→ **Task statement**: Tell me, please, how many lines in the records below include the word "Index". Give no more than the number.
[Exercise data]
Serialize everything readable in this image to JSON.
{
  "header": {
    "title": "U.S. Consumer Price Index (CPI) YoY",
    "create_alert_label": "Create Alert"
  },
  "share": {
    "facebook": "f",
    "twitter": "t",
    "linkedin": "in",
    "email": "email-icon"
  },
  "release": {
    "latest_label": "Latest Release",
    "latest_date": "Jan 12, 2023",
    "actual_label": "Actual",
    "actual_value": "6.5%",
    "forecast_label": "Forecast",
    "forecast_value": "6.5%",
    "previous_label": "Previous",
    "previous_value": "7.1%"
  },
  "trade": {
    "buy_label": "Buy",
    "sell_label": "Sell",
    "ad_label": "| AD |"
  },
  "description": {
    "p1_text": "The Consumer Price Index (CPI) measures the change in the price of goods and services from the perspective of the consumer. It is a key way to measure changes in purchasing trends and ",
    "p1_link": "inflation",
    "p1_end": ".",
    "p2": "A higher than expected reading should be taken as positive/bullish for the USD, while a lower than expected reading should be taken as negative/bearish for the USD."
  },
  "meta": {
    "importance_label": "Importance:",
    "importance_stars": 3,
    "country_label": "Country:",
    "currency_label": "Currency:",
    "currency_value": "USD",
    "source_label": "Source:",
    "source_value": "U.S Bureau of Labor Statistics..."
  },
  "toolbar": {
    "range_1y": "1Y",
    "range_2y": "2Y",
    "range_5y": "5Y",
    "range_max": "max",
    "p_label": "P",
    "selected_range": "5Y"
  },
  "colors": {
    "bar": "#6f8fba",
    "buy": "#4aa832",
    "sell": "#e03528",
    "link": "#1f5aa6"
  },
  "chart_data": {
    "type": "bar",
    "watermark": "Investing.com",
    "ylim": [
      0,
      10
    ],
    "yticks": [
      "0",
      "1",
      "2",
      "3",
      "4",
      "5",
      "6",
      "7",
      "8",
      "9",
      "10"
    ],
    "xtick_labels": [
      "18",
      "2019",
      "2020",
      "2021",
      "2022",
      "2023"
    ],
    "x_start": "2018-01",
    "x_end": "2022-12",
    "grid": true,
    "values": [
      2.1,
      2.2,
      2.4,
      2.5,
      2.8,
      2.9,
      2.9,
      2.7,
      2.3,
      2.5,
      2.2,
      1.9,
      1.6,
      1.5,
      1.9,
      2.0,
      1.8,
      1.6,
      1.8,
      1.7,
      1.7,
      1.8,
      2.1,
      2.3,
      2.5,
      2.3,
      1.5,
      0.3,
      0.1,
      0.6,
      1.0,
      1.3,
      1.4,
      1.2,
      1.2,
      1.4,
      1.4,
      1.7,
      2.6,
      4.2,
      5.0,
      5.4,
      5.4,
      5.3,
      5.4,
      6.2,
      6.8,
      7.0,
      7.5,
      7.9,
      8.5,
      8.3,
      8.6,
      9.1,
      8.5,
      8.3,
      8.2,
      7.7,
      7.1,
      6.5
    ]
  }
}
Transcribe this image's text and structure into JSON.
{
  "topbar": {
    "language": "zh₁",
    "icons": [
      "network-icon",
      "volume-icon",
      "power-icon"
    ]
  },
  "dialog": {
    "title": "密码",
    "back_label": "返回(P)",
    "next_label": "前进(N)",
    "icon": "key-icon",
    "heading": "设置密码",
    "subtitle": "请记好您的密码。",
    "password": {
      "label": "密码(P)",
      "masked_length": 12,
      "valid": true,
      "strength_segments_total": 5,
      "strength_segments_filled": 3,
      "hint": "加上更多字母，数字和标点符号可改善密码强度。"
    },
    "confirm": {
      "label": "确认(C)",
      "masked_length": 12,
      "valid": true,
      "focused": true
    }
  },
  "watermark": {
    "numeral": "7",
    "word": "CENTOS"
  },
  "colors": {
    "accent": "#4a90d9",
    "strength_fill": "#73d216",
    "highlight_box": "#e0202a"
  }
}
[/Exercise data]
→ **Result below**: 2